It was al-Zawahiri who was seen as the brains behind al Qaeda and Osama bin Laden. And, U.S. intelligence suspects al-Zawahiri recruited the Egyptian architect, Mohammed Atta, to organize the 9-11 attacks.

Jennings and I both knew instinctively that bin Laden and al-Zawahiri were behind the 9-11 attacks the day that it happened.

"There was no doubt in my mind," Jennings told me later. Whether he said it during the 9-11 broadcast, I don't know. But bin Laden was in the lead of Newsday's story the next day, after my suspicions were confirmed by the Central Intelligence Agency.

On and off, for more than 22 years, we exchanged notes and gossip by phone or in meetings in places like Reykjavik or New Orleans. The trading of newsworthy information is a tradition based on no written guidelines. It's called a "Fill," as in, "I will fill you in." It is transacted by reporters who also share a mutual respect for each other's journalism.

Jennings was delighted at my Pulitzer Prize for International Reporting in 1992. The prize was for my work on yet another Mideast war, Desert Storm. There were winners in 19 Pulitzer categories but Jennings made sure only my name and picture wound up on the ABC evening news that night.

"I hope you are going to acknowledge me in your acceptance speech," Jennings laughed.

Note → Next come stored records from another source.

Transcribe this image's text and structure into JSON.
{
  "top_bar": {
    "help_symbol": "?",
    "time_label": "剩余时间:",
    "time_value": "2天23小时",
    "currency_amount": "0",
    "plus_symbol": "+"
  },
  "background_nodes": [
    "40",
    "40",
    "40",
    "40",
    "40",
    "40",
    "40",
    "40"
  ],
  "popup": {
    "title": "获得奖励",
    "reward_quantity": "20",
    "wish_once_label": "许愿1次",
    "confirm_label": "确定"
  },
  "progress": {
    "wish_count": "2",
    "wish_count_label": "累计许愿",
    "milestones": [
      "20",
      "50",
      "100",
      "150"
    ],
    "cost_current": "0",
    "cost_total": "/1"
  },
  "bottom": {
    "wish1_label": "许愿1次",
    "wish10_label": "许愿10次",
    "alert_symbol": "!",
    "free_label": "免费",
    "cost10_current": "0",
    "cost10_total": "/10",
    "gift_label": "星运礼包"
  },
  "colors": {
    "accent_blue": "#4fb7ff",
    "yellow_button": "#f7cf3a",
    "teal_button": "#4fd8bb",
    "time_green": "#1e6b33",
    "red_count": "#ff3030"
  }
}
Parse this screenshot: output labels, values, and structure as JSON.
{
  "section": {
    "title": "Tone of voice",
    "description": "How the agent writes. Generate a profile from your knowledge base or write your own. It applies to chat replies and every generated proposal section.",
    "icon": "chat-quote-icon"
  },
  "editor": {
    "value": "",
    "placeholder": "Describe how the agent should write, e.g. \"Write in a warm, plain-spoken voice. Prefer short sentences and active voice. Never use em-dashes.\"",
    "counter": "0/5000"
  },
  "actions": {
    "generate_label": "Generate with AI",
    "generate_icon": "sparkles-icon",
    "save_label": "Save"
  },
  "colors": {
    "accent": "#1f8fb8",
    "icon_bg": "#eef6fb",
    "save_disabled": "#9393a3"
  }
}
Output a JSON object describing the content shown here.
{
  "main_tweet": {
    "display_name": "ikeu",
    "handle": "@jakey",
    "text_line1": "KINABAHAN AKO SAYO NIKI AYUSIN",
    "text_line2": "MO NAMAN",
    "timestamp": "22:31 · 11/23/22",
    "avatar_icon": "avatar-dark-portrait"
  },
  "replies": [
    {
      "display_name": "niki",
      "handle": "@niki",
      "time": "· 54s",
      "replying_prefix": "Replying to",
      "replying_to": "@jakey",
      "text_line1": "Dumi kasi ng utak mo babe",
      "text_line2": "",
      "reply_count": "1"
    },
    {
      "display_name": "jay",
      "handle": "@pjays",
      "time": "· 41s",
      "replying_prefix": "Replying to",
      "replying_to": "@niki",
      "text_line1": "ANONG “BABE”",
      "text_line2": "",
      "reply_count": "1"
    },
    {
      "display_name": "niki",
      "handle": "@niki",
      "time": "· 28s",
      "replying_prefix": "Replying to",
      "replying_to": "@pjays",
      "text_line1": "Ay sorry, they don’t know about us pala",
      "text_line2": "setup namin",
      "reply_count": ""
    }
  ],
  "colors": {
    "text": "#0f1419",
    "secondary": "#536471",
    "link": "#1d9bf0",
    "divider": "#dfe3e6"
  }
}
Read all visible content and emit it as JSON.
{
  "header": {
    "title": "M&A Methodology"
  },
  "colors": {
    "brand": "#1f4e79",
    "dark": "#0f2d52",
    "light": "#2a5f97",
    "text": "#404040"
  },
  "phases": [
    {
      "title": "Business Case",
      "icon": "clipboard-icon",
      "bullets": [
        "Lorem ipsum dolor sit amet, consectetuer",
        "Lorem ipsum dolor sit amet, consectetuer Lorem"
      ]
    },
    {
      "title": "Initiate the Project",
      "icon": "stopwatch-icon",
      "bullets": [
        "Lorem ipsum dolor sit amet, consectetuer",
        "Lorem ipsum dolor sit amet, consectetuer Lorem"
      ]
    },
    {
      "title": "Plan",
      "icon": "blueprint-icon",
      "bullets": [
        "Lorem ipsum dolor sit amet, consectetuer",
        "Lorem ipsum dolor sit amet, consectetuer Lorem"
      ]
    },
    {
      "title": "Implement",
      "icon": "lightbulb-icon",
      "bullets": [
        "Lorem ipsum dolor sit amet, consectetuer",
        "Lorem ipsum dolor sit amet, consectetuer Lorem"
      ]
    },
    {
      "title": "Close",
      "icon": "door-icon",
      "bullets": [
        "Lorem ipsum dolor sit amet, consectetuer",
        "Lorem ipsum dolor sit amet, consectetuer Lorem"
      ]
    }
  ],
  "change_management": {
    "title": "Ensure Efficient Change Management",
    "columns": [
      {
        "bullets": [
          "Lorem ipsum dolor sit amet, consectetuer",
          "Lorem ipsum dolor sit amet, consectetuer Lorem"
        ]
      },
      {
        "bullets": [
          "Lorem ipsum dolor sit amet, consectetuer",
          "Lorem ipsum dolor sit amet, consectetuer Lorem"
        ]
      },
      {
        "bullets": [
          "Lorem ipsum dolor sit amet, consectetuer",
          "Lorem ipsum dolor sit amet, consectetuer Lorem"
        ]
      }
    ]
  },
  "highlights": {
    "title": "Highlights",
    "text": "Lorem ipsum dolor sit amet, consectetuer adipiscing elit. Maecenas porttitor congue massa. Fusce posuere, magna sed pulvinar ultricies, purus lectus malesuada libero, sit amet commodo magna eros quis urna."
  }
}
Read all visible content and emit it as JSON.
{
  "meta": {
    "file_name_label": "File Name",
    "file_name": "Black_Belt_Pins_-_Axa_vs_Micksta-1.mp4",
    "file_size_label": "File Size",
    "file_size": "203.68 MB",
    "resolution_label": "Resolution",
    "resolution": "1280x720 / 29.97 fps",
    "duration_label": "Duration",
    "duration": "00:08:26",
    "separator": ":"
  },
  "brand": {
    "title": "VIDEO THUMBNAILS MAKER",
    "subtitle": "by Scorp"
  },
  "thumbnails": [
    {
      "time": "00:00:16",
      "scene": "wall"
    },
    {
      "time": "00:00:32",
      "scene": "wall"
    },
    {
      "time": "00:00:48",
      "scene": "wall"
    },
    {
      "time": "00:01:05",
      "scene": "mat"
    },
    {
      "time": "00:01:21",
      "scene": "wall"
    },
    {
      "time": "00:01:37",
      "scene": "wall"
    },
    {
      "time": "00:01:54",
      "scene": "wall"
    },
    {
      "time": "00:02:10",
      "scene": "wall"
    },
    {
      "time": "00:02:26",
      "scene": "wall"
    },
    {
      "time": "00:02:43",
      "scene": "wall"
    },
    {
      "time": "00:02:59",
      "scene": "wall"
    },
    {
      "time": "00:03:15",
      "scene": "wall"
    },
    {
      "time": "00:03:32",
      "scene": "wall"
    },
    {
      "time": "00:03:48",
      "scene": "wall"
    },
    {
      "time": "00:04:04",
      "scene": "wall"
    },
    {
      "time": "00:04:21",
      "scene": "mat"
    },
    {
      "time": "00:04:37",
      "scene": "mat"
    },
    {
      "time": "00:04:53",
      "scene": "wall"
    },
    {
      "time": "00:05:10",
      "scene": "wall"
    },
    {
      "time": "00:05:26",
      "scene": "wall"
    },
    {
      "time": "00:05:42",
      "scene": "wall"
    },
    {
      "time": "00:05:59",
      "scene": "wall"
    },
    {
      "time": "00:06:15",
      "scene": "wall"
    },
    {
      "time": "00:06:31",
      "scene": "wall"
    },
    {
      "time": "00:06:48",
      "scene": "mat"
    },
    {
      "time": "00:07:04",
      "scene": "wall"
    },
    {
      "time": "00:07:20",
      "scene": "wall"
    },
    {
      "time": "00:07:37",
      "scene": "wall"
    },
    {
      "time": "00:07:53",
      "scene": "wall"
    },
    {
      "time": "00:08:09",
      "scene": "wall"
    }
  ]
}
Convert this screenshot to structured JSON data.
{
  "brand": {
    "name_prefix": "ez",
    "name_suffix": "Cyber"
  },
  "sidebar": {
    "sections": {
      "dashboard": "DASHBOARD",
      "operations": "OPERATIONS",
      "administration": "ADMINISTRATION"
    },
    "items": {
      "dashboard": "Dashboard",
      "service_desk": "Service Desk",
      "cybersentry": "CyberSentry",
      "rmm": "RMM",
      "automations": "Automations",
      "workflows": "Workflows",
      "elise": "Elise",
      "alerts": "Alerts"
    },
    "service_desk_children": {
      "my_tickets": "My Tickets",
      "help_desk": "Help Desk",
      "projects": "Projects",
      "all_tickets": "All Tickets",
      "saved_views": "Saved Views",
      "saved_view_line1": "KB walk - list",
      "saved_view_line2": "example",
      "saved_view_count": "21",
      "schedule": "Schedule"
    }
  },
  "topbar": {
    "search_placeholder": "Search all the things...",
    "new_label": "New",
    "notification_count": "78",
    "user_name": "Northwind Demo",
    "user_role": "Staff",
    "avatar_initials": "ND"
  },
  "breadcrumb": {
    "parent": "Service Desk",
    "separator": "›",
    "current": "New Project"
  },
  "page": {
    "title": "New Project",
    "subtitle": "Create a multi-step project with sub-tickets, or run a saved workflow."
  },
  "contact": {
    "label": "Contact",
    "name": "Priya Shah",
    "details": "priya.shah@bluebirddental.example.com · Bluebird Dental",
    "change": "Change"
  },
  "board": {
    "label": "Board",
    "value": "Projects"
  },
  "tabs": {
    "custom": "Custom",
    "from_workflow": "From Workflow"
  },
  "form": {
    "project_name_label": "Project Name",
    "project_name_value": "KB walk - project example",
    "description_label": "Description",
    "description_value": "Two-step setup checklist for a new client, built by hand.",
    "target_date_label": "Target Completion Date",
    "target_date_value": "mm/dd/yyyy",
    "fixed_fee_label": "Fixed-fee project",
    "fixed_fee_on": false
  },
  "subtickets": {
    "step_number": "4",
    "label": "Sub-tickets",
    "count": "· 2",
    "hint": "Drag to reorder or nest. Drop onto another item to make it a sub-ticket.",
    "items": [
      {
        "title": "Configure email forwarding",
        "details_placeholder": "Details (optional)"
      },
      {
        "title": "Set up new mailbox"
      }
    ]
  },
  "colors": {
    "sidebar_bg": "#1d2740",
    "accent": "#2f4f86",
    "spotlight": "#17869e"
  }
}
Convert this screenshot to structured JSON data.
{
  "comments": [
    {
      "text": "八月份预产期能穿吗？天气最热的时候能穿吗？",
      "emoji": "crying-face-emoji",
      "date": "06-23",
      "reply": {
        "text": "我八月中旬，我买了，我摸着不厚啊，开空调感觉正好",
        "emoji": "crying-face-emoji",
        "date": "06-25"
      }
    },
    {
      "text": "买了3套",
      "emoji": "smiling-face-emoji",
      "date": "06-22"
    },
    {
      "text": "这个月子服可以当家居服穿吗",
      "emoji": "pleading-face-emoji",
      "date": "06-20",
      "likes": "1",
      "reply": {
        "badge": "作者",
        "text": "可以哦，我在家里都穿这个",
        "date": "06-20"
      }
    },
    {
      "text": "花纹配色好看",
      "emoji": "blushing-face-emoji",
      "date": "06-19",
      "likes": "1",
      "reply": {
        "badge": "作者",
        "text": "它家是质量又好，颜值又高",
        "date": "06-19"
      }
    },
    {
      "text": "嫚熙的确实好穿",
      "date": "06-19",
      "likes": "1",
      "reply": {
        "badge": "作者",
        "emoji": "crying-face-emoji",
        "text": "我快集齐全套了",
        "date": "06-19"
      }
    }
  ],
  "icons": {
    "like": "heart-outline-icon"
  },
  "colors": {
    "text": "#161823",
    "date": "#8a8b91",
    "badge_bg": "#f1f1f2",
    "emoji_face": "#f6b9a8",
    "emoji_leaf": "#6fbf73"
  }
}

He said it jokingly. He never made the list of all the men and women who helped me to uncover the grisly details of the first Iraq war that had been skillfully hidden by then-Defense Secretary Dick Cheney and President George W. Bush.

And, other experienced reporters also helped me over my first hurdles in the Mideast. Yet the insights, the prejudices and advice of Jennings were early and instrumental in making me more surefooted in Arab capitals.

So, Peter, thanks for the Fill.

© Patrick J. Sloyan

Patrick J. Sloyan has covered national and international news events since 1960. He won the 1992 Pulitzer Prize for his coverage of Operation Desert Storm while Senior Correspondent for Newsday.